The emergence of Multi-task learning (MTL)models in recent years has helped push thestate of the art in Natural Language Un-derstanding (NLU). We strongly believe thatmany NLU problems in Arabic are especiallypoised to reap the benefits of such models. Tothis end we propose the Arabic Language Un-derstanding Evaluation Benchmark (ALUE),based on 8 carefully selected and previouslypublished tasks. For five of these, we providenew privately held evaluation datasets to en-sure the fairness and validity of our benchmark.We also provide a diagnostic dataset to helpresearchers probe the inner workings of theirmodels.Our initial experiments show thatMTL models outperform their singly trainedcounterparts on most tasks.
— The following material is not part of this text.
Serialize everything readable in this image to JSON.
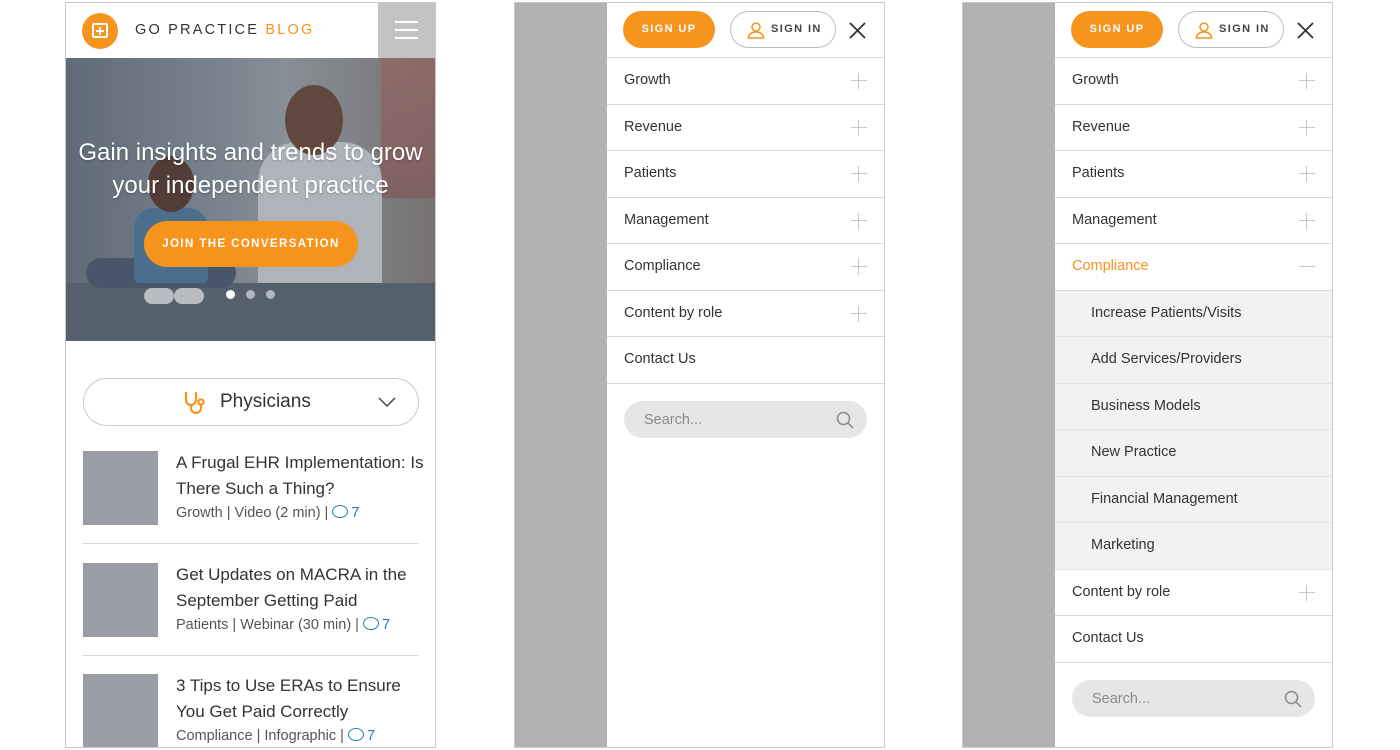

But in order to en-tice participation from the wider community,we stick to publishing singly trained baselinesonly. Nonetheless, our analysis reveals thatthere is plenty of room for improvement inArabic NLU. We hope that ALUE will playa part in helping our community realize someof these improvements. Interested researchersare invited to submit their results to our online,and publicly accessible leaderboard.
Arabic dialect identification is a complex problem for a number of inherent properties of the language itself. In this paper, we present the experiments conducted, and the models developed by our competing team, Mawdoo3 AI, along the way to achieving our winning solution to subtask 1 of the Nuanced Arabic Dialect Identification (NADI) shared task. The dialect identification subtask provides 21,000 country-level labeled tweets covering all 21 Arab countries. An unlabeled corpus of 10M tweets from the same domain is also presented by the competition organizers for optional use. Our winning solution itself came in the form of an ensemble of different training iterations of our pre-trained BERT model, which achieved a micro-averaged F1-score of 26.78% on the subtask at hand. We publicly release the pre-trained language model component of our winning solution under the name of Multi-dialect-Arabic-BERT model, for any interested researcher out there.
Arabic dialect identification is an inherently complex problem, as Arabic dialect taxonomy is convoluted and aims to dissect a continuous space rather than a discrete one. In this work, we present machine and deep learning approaches to predict 21 fine-grained dialects form a set of given tweets per user. We adopted numerous feature extraction methods most of which showed improvement in the final model, such as word embedding, Tf-idf, and other tweet features. Our results show that a simple LinearSVC can outperform any complex deep learning model given a set of curated features. With a relatively complex user voting mechanism, we were able to achieve a Macro-Averaged F1-score of 71.84% on MADAR shared subtask-2. Our best submitted model ranked second out of all participating teams.
In this paper we discuss several models we used to classify 25 city-level Arabic dialects in addition to Modern Standard Arabic (MSA) as part of MADAR shared task (sub-task 1). We propose an ensemble model of a group of experimentally designed best performing classifiers on a various set of features. Our system achieves an accuracy of 69.3% macro F1-score with an improvement of 1.4% accuracy from the baseline model on the DEV dataset. Our best run submitted model ranked as third out of 19 participating teams on the TEST dataset with only 0.12% macro F1-score behind the top ranked system.
In this paper, we describe our team’s effort on the MADAR Shared Task on Arabic Fine-Grained Dialect Identification. The task requires building a system capable of differentiating between 25 different Arabic dialects in addition to MSA. Our approach is simple. After preprocessing the data, we use Data Augmentation (DA) to enlarge the training data six times. We then build a language model and extract n-gram word-level and character-level TF-IDF features and feed them into an MNB classifier. Despite its simplicity, the resulting model performs really well producing the 4th highest F-measure and region-level accuracy and the 5th highest precision, recall, city-level accuracy and country-level accuracy among the participating teams.